# Exercise material:
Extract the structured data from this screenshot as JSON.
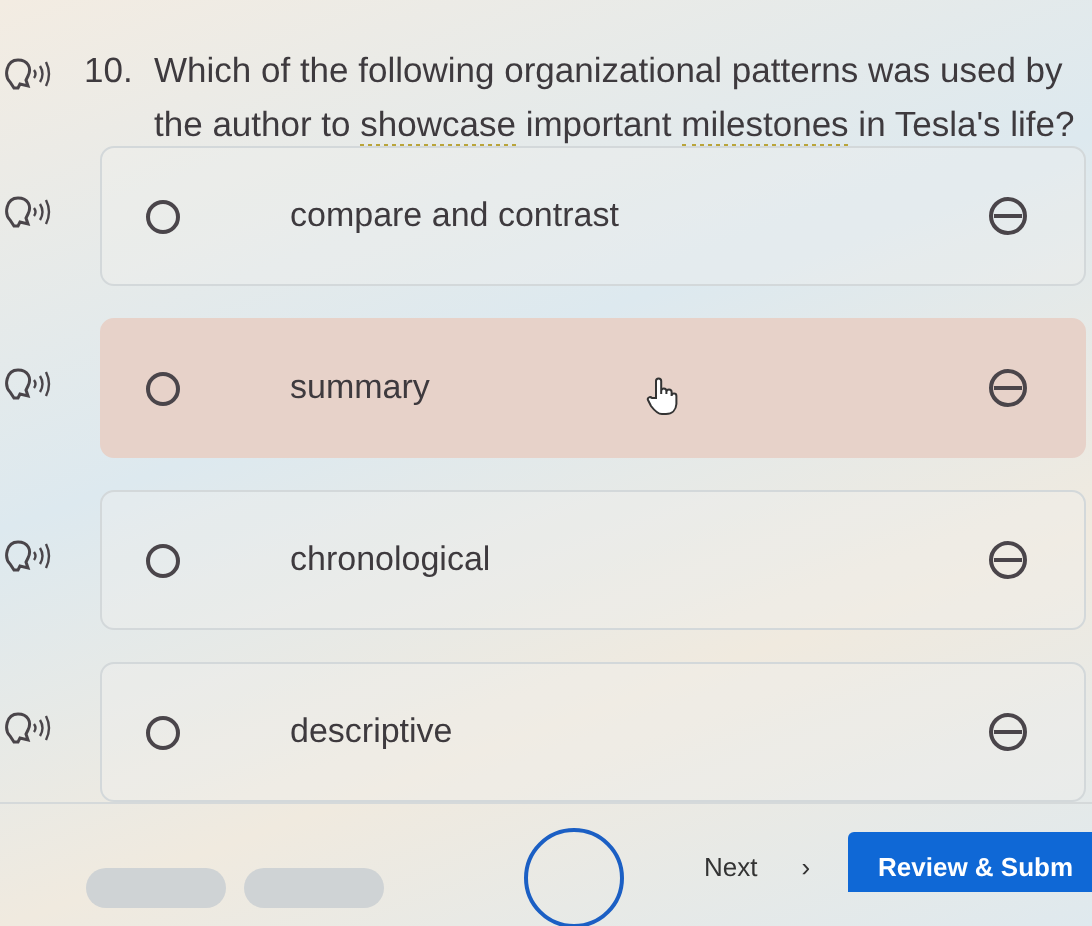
{
  "question": {
    "number": "10.",
    "segments": [
      {
        "text": "Which of the following organizational patterns was used by the author to ",
        "kind": "plain"
      },
      {
        "text": "showcase",
        "kind": "vocab"
      },
      {
        "text": " important ",
        "kind": "plain"
      },
      {
        "text": "milestones",
        "kind": "vocab"
      },
      {
        "text": " in Tesla's life?",
        "kind": "plain"
      }
    ]
  },
  "options": [
    {
      "label": "compare and contrast",
      "hovered": false,
      "selected": false
    },
    {
      "label": "summary",
      "hovered": true,
      "selected": false
    },
    {
      "label": "chronological",
      "hovered": false,
      "selected": false
    },
    {
      "label": "descriptive",
      "hovered": false,
      "selected": false
    }
  ],
  "footer": {
    "next": "Next",
    "next_arrow": "›",
    "submit": "Review & Subm"
  }
}
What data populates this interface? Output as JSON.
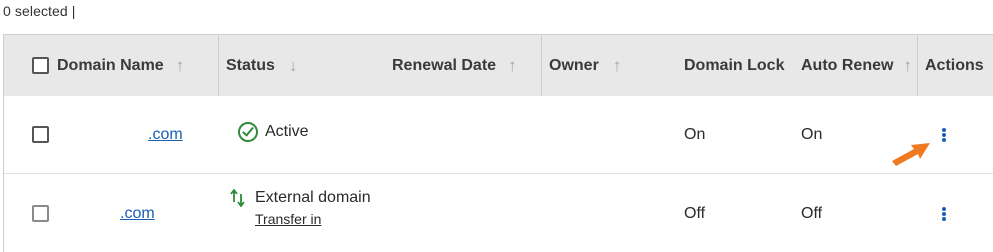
{
  "selection": {
    "summary": "0 selected |"
  },
  "columns": {
    "domain_name": "Domain Name",
    "status": "Status",
    "renewal_date": "Renewal Date",
    "owner": "Owner",
    "domain_lock": "Domain Lock",
    "auto_renew": "Auto Renew",
    "actions": "Actions"
  },
  "icons": {
    "sort": "arrow-up-icon",
    "sort_status": "arrow-down-icon",
    "status_active": "check-circle-icon",
    "status_transfer": "transfer-arrows-icon",
    "actions": "kebab-menu-icon",
    "pointer": "arrow-pointer-icon"
  },
  "colors": {
    "link": "#1a5fb4",
    "active": "#2e8b3a",
    "off": "#d9534f",
    "header_bg": "#e8e8e8",
    "pointer": "#f07a22"
  },
  "rows": [
    {
      "domain": ".com",
      "status": "Active",
      "status_sub": "",
      "renewal_date": "",
      "owner": "",
      "domain_lock": "On",
      "auto_renew": "On"
    },
    {
      "domain": ".com",
      "status": "External domain",
      "status_sub": "Transfer in",
      "renewal_date": "",
      "owner": "",
      "domain_lock": "Off",
      "auto_renew": "Off"
    }
  ]
}
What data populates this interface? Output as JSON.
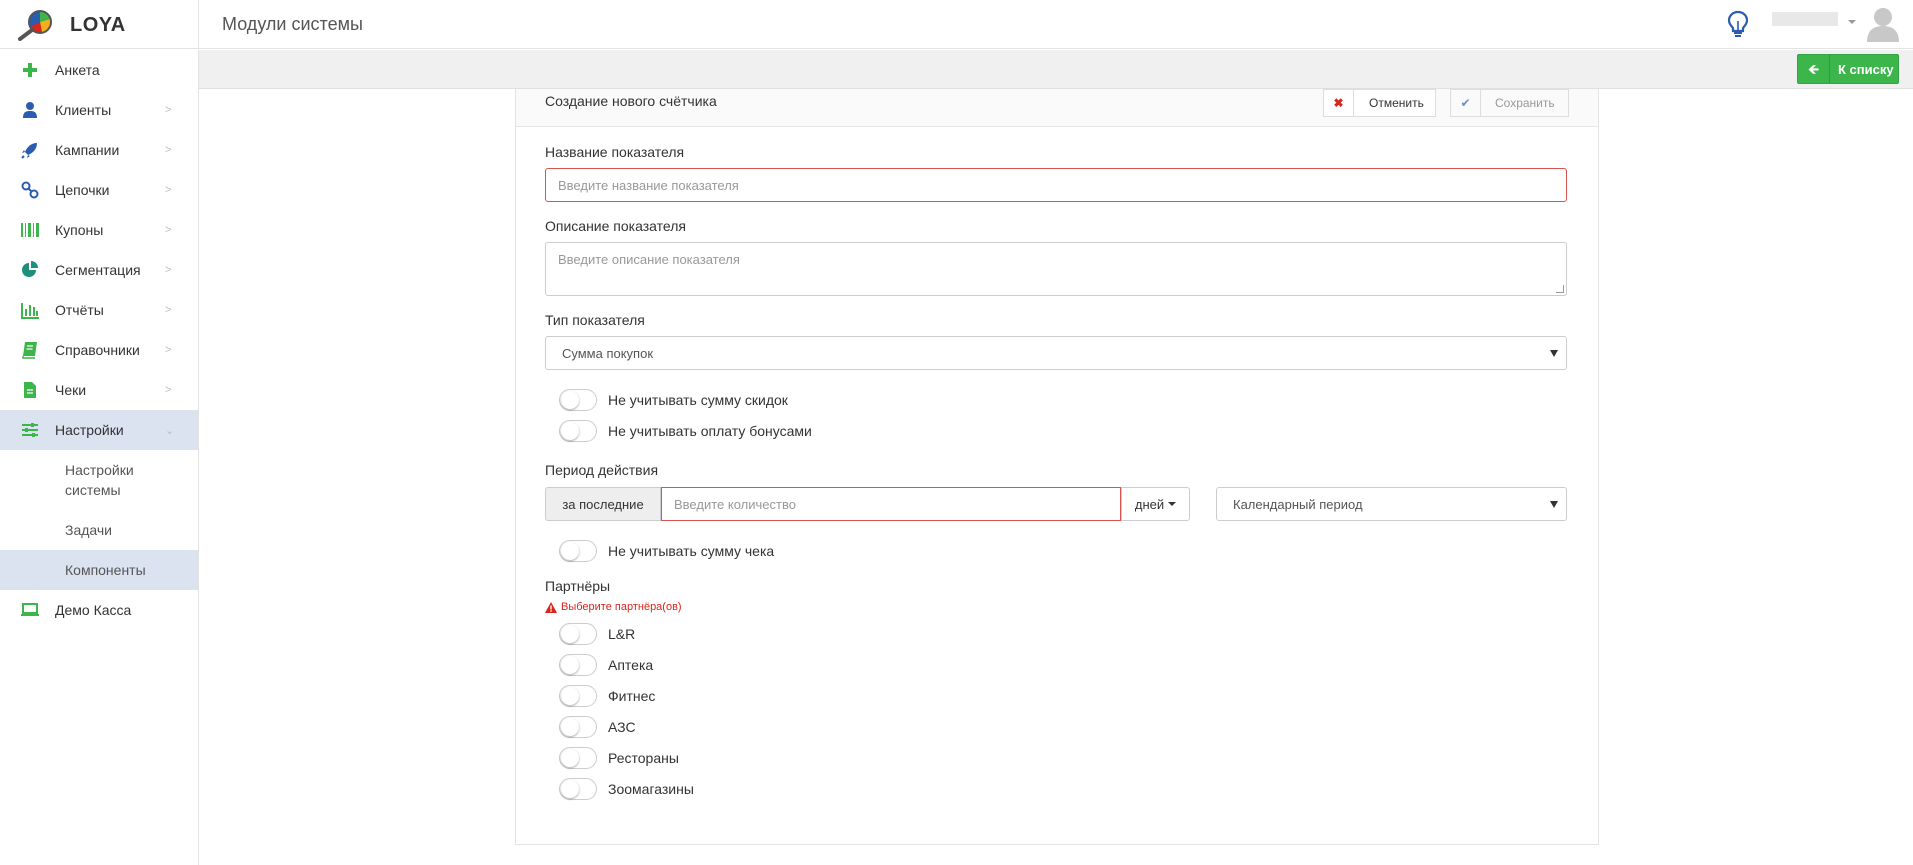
{
  "app": {
    "logo_text": "LOYA",
    "page_title": "Модули системы"
  },
  "subbar": {
    "back_label": "К списку"
  },
  "sidebar": {
    "items": [
      {
        "label": "Анкета",
        "icon": "plus-icon",
        "color": "#3cb54b"
      },
      {
        "label": "Клиенты",
        "icon": "user-icon",
        "color": "#2a5db0"
      },
      {
        "label": "Кампании",
        "icon": "rocket-icon",
        "color": "#2a5db0"
      },
      {
        "label": "Цепочки",
        "icon": "chain-icon",
        "color": "#2a5db0"
      },
      {
        "label": "Купоны",
        "icon": "barcode-icon",
        "color": "#3cb54b"
      },
      {
        "label": "Сегментация",
        "icon": "pie-chart-icon",
        "color": "#1e8f7a"
      },
      {
        "label": "Отчёты",
        "icon": "bar-chart-icon",
        "color": "#3cb54b"
      },
      {
        "label": "Справочники",
        "icon": "book-icon",
        "color": "#3cb54b"
      },
      {
        "label": "Чеки",
        "icon": "document-icon",
        "color": "#3cb54b"
      },
      {
        "label": "Настройки",
        "icon": "sliders-icon",
        "color": "#3cb54b"
      }
    ],
    "subitems": [
      {
        "label": "Настройки системы"
      },
      {
        "label": "Задачи"
      },
      {
        "label": "Компоненты"
      }
    ],
    "demo": {
      "label": "Демо Касса",
      "icon": "laptop-icon"
    }
  },
  "form": {
    "title": "Создание нового счётчика",
    "cancel_label": "Отменить",
    "save_label": "Сохранить",
    "name_label": "Название показателя",
    "name_placeholder": "Введите название показателя",
    "desc_label": "Описание показателя",
    "desc_placeholder": "Введите описание показателя",
    "type_label": "Тип показателя",
    "type_value": "Сумма покупок",
    "toggle_discounts": "Не учитывать сумму скидок",
    "toggle_bonuses": "Не учитывать оплату бонусами",
    "period_label": "Период действия",
    "period_prefix": "за последние",
    "period_placeholder": "Введите количество",
    "period_unit": "дней",
    "period_type": "Календарный период",
    "toggle_receipt": "Не учитывать сумму чека",
    "partners_label": "Партнёры",
    "partners_error": "Выберите партнёра(ов)",
    "partners": [
      "L&R",
      "Аптека",
      "Фитнес",
      "АЗС",
      "Рестораны",
      "Зоомагазины"
    ]
  }
}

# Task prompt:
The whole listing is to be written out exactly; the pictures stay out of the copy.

# Task result:
Extract the structured data from this screenshot as JSON.
{
  "question": {
    "number": "10.",
    "segments": [
      {
        "text": "Which of the following organizational patterns was used by the author to ",
        "kind": "plain"
      },
      {
        "text": "showcase",
        "kind": "vocab"
      },
      {
        "text": " important ",
        "kind": "plain"
      },
      {
        "text": "milestones",
        "kind": "vocab"
      },
      {
        "text": " in Tesla's life?",
        "kind": "plain"
      }
    ]
  },
  "options": [
    {
      "label": "compare and contrast",
      "hovered": false,
      "selected": false
    },
    {
      "label": "summary",
      "hovered": true,
      "selected": false
    },
    {
      "label": "chronological",
      "hovered": false,
      "selected": false
    },
    {
      "label": "descriptive",
      "hovered": false,
      "selected": false
    }
  ],
  "footer": {
    "next": "Next",
    "next_arrow": "›",
    "submit": "Review & Subm"
  }
}
What data populates this interface? Output as JSON.
{
  "selection": {
    "summary": "0 selected |"
  },
  "columns": {
    "domain_name": "Domain Name",
    "status": "Status",
    "renewal_date": "Renewal Date",
    "owner": "Owner",
    "domain_lock": "Domain Lock",
    "auto_renew": "Auto Renew",
    "actions": "Actions"
  },
  "icons": {
    "sort": "arrow-up-icon",
    "sort_status": "arrow-down-icon",
    "status_active": "check-circle-icon",
    "status_transfer": "transfer-arrows-icon",
    "actions": "kebab-menu-icon",
    "pointer": "arrow-pointer-icon"
  },
  "colors": {
    "link": "#1a5fb4",
    "active": "#2e8b3a",
    "off": "#d9534f",
    "header_bg": "#e8e8e8",
    "pointer": "#f07a22"
  },
  "rows": [
    {
      "domain": ".com",
      "status": "Active",
      "status_sub": "",
      "renewal_date": "",
      "owner": "",
      "domain_lock": "On",
      "auto_renew": "On"
    },
    {
      "domain": ".com",
      "status": "External domain",
      "status_sub": "Transfer in",
      "renewal_date": "",
      "owner": "",
      "domain_lock": "Off",
      "auto_renew": "Off"
    }
  ]
}
What data populates this interface? Output as JSON.
{
  "app": {
    "logo_text": "LOYA",
    "page_title": "Модули системы"
  },
  "subbar": {
    "back_label": "К списку"
  },
  "sidebar": {
    "items": [
      {
        "label": "Анкета",
        "icon": "plus-icon",
        "color": "#3cb54b"
      },
      {
        "label": "Клиенты",
        "icon": "user-icon",
        "color": "#2a5db0"
      },
      {
        "label": "Кампании",
        "icon": "rocket-icon",
        "color": "#2a5db0"
      },
      {
        "label": "Цепочки",
        "icon": "chain-icon",
        "color": "#2a5db0"
      },
      {
        "label": "Купоны",
        "icon": "barcode-icon",
        "color": "#3cb54b"
      },
      {
        "label": "Сегментация",
        "icon": "pie-chart-icon",
        "color": "#1e8f7a"
      },
      {
        "label": "Отчёты",
        "icon": "bar-chart-icon",
        "color": "#3cb54b"
      },
      {
        "label": "Справочники",
        "icon": "book-icon",
        "color": "#3cb54b"
      },
      {
        "label": "Чеки",
        "icon": "document-icon",
        "color": "#3cb54b"
      },
      {
        "label": "Настройки",
        "icon": "sliders-icon",
        "color": "#3cb54b"
      }
    ],
    "subitems": [
      {
        "label": "Настройки системы"
      },
      {
        "label": "Задачи"
      },
      {
        "label": "Компоненты"
      }
    ],
    "demo": {
      "label": "Демо Касса",
      "icon": "laptop-icon"
    }
  },
  "form": {
    "title": "Создание нового счётчика",
    "cancel_label": "Отменить",
    "save_label": "Сохранить",
    "name_label": "Название показателя",
    "name_placeholder": "Введите название показателя",
    "desc_label": "Описание показателя",
    "desc_placeholder": "Введите описание показателя",
    "type_label": "Тип показателя",
    "type_value": "Сумма покупок",
    "toggle_discounts": "Не учитывать сумму скидок",
    "toggle_bonuses": "Не учитывать оплату бонусами",
    "period_label": "Период действия",
    "period_prefix": "за последние",
    "period_placeholder": "Введите количество",
    "period_unit": "дней",
    "period_type": "Календарный период",
    "toggle_receipt": "Не учитывать сумму чека",
    "partners_label": "Партнёры",
    "partners_error": "Выберите партнёра(ов)",
    "partners": [
      "L&R",
      "Аптека",
      "Фитнес",
      "АЗС",
      "Рестораны",
      "Зоомагазины"
    ]
  }
}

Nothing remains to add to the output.